Peace and security challenges in Southern Africa: governance deficits and lacklustre regional conflict management, policy note no 4:2018
Armed insurgencies, social cleavages and governance deficits relating to authoritarian rule and abuse of state resources all imperil peace and stability in Southern Africa. The Southern African Development Community’s institutional framework for regional peace and security is proving ineffective because its leaders are unwilling to enforce democratic principles.
Michael Aeby, Researcher, Graduate Institute Geneva
Over the past two decades, most of the countries in the Southern African Development Community (SADC) have been relatively peaceful and stable. But the region still faces challenges of armed insurgency, crisis of governance and lack of socio-economic development, and SADC is ill prepared to manage such issues effectively. While the SADC region continues to experience isolated armed conflicts, and while lack of development poses a major long-term risk to regional stability, governance deficits are currently the most acute source of instability. Over the past decade, this has led to crises in various SADC states. Although SADC has gradually established a peace and security infrastructure in line with the African Peace and Security Architecture (APSA), its institutions lack both material and political support, with member states reluctant to cede authority to supranational structures and to enforce SADC principles. The liberal-democratic principles enshrined in the organisation’s peace and security policies tend, in practice, to play second fiddle to the imperatives of anti-imperialism, stability and regime solidarity, and SADC has been unable to respond effectively to intrastate crises. Persistent governance deficits and the organisation’s lacklustre record of conflict management may in the long run arrest the development of the Southern African region.
Isolated armed insurgencies
While Southern Africa has gradually emerged from the large-scale wars that, in some instances, dated back to the Cold War and the apartheid era, the region continues to be plagued by isolated armed conflicts that have their roots in the region’s violent colonial and post-colonial past. In contrast to the intertwined anti-colonial wars against white minority regimes in the Cold War era and the Congo wars that involved external belligerents, contemporary conflicts in Southern Africa are overwhelmingly national rather than international.
Aside from the ongoing war against armed groups in eastern DRC, in recent years smaller armed conflicts have flared up again in both Mozambique and Angola.
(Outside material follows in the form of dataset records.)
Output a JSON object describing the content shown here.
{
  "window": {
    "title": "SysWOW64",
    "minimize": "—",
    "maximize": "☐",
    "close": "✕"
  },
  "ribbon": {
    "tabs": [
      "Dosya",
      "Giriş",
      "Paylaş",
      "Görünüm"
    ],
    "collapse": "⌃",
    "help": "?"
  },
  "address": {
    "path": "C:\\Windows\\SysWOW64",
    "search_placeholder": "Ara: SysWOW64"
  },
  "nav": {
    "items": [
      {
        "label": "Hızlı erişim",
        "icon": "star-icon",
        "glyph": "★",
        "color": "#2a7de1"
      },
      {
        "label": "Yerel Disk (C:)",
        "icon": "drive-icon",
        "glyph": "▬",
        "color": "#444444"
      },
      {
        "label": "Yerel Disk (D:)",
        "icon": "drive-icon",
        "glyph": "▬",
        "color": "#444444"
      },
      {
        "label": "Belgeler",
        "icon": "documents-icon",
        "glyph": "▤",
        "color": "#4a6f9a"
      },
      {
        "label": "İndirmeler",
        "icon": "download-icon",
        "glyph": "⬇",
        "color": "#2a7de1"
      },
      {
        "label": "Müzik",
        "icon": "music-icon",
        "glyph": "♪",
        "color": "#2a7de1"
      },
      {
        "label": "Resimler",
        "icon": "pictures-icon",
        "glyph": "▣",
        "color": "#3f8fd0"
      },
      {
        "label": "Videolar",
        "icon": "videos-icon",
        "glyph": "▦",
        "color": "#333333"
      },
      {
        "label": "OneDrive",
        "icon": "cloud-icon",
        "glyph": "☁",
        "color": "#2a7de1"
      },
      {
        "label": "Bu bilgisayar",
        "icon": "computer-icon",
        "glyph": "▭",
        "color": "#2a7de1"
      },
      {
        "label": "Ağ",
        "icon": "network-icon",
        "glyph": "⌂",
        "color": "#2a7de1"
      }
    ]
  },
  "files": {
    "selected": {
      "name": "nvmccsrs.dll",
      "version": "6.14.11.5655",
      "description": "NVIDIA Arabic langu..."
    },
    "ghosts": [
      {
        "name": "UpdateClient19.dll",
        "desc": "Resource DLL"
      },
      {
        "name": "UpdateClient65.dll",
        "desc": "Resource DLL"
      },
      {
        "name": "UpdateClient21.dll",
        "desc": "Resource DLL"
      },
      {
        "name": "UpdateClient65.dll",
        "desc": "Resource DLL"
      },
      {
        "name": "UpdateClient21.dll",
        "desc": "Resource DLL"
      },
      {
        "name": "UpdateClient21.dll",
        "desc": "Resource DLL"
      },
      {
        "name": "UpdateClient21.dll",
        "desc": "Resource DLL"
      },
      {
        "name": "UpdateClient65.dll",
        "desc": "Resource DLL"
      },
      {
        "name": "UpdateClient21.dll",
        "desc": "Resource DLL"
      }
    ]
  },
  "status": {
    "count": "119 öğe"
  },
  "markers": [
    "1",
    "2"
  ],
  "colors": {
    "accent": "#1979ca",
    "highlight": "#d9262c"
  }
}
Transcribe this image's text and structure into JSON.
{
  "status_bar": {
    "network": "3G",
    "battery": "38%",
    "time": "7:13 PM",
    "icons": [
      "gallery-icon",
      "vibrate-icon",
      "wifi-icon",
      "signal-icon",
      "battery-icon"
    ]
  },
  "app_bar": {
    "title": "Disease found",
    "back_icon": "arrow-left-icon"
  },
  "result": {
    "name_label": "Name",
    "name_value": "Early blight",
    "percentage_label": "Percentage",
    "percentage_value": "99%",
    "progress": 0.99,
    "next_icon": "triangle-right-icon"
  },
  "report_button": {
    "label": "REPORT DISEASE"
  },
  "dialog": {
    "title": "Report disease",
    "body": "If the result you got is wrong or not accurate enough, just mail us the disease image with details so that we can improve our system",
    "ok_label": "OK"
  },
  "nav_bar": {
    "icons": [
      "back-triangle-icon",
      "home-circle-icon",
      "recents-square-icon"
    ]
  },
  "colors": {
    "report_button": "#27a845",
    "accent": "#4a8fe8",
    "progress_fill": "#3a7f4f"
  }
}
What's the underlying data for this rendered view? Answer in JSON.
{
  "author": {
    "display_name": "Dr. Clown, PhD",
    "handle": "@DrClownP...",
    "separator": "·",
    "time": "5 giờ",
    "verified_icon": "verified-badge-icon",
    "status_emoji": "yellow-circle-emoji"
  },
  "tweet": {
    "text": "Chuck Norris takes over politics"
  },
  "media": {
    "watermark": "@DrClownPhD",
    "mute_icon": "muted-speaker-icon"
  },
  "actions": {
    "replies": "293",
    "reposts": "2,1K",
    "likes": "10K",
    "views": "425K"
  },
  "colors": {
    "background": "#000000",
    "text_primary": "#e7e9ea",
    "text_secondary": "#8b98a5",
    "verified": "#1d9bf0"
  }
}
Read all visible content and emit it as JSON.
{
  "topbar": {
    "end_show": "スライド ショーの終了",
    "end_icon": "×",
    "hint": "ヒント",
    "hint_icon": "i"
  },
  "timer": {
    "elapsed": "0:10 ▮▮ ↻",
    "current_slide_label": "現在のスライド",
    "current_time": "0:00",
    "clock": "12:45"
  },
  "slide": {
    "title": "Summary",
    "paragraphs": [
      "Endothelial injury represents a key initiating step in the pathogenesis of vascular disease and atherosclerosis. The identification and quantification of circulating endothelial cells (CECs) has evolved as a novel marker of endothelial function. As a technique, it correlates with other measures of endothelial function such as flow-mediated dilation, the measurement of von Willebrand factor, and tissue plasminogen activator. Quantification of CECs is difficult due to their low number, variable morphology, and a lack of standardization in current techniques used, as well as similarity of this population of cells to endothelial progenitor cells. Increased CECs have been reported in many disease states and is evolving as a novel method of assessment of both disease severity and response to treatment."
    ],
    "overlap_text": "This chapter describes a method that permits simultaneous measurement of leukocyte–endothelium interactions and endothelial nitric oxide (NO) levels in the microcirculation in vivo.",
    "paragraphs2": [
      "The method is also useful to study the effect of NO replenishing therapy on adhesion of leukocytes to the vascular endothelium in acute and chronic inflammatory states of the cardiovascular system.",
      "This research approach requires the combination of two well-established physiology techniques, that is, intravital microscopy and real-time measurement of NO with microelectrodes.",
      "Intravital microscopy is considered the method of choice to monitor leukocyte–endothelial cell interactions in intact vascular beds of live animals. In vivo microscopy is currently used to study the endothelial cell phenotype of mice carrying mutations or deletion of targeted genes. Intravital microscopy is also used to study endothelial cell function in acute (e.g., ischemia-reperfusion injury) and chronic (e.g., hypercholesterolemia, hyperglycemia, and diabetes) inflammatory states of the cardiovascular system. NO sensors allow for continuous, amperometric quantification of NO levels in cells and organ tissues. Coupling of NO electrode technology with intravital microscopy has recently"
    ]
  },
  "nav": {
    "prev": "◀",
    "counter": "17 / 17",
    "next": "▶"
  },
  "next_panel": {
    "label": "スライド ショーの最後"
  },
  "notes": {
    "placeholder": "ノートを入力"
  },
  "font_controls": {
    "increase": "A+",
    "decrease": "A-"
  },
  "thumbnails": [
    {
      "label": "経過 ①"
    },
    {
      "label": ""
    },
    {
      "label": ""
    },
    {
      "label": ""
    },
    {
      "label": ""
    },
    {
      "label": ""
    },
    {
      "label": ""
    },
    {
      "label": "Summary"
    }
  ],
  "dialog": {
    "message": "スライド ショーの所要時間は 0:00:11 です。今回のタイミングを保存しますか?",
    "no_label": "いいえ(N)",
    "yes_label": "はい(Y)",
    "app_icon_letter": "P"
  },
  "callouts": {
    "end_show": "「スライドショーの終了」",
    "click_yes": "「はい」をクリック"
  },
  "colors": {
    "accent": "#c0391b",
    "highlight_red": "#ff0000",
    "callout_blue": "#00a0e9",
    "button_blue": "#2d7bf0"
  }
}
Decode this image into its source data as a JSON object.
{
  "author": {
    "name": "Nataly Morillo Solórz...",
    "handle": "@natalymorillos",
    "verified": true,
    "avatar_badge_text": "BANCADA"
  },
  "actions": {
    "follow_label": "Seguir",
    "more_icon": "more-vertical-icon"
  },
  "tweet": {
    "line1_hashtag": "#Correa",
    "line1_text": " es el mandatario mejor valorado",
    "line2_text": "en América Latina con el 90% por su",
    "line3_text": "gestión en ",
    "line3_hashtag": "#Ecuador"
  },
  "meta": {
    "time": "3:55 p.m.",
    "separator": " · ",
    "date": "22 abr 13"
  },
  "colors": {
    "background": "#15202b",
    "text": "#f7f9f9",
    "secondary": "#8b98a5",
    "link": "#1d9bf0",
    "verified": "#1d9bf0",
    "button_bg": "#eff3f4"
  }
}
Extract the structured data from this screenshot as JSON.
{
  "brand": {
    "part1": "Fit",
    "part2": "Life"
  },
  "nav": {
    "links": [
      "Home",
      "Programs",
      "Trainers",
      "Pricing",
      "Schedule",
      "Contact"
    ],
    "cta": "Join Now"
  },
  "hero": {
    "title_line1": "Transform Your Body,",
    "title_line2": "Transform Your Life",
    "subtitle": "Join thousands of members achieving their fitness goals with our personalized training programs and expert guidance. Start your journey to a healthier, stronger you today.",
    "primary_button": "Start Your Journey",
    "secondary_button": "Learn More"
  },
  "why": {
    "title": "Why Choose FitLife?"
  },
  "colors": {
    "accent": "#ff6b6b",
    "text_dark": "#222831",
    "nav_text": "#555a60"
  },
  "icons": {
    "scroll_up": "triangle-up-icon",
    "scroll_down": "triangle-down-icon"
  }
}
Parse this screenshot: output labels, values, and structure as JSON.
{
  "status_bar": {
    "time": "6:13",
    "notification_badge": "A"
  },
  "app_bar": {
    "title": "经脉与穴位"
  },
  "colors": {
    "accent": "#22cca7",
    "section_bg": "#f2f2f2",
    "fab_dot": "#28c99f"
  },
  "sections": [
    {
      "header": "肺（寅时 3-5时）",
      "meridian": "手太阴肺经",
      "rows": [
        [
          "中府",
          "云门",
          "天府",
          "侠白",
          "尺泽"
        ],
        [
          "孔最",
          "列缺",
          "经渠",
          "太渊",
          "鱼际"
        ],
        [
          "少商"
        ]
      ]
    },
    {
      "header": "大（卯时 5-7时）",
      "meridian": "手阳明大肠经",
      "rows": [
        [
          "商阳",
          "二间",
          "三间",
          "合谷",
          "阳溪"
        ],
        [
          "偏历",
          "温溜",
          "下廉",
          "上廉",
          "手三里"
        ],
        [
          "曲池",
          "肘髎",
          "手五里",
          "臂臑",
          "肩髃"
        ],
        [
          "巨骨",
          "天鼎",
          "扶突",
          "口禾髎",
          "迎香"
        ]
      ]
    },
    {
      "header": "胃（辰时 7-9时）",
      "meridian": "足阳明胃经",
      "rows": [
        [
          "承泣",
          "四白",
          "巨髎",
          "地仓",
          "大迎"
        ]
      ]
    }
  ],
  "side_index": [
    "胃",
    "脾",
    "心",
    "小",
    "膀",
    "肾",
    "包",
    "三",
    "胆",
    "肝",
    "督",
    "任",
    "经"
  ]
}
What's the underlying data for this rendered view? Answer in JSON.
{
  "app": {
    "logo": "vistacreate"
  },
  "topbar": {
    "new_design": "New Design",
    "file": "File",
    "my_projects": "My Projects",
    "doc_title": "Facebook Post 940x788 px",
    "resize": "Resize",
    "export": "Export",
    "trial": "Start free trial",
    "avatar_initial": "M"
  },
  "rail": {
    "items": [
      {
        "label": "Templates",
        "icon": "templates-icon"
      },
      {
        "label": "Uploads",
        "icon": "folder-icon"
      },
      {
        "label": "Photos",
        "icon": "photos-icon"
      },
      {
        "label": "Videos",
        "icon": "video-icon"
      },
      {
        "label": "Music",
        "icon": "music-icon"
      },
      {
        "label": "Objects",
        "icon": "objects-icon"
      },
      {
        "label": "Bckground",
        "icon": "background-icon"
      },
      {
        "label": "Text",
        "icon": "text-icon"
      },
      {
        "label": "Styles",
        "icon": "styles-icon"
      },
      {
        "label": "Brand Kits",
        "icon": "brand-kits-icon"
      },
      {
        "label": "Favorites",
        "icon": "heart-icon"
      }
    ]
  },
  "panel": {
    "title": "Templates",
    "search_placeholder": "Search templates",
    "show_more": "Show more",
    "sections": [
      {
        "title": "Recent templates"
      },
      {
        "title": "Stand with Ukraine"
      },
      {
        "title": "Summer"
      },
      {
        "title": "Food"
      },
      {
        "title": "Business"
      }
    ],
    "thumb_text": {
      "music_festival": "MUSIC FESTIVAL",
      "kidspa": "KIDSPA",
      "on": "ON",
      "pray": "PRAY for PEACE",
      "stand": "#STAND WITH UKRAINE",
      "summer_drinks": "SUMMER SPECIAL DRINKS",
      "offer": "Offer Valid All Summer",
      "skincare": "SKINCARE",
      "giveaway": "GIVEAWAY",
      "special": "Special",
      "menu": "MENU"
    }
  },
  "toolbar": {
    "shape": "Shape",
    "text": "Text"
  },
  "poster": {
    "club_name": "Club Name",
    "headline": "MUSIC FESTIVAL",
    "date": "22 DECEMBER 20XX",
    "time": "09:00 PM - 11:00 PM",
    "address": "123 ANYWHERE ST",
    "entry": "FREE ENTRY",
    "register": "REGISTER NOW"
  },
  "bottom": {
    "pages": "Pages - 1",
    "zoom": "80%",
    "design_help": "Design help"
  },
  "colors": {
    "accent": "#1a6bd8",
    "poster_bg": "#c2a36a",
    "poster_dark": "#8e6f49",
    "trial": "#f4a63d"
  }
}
Mozambican Renamo rebels took up arms in 2012 and, although they lacked the military capacity to rekindle a civil war, they did attack government troops and transport routes, creating economic disruption and insecurity. Driven by the rebel leader’s political ambitions and the social grievances of marginalised fighters, the insurgency compelled the country’s government to concede territorial autonomy, political privileges and economic benefits. A truce has halted the violence and the recent death of the long-standing Renamo leader, Afonso Dhlakama, may provide an opportunity for a meaningful peace process. But the peace will remain fragile until such time as the grievances over centralised, authoritarian governance and economic marginalisation are addressed and Renamo fighters are demobilised. Meanwhile in Angola, as part of a long-standing separatist struggle, in 2016 armed insurgents launched a series of attacks on government troops in the country’s oil-rich Cabinda province and disrupted extractive activities. The enduring low-level insurgency arguably does not have the potential to destabilise the central state, but it has led the Angolan government to maintain tight security in Cabinda and indeed the country.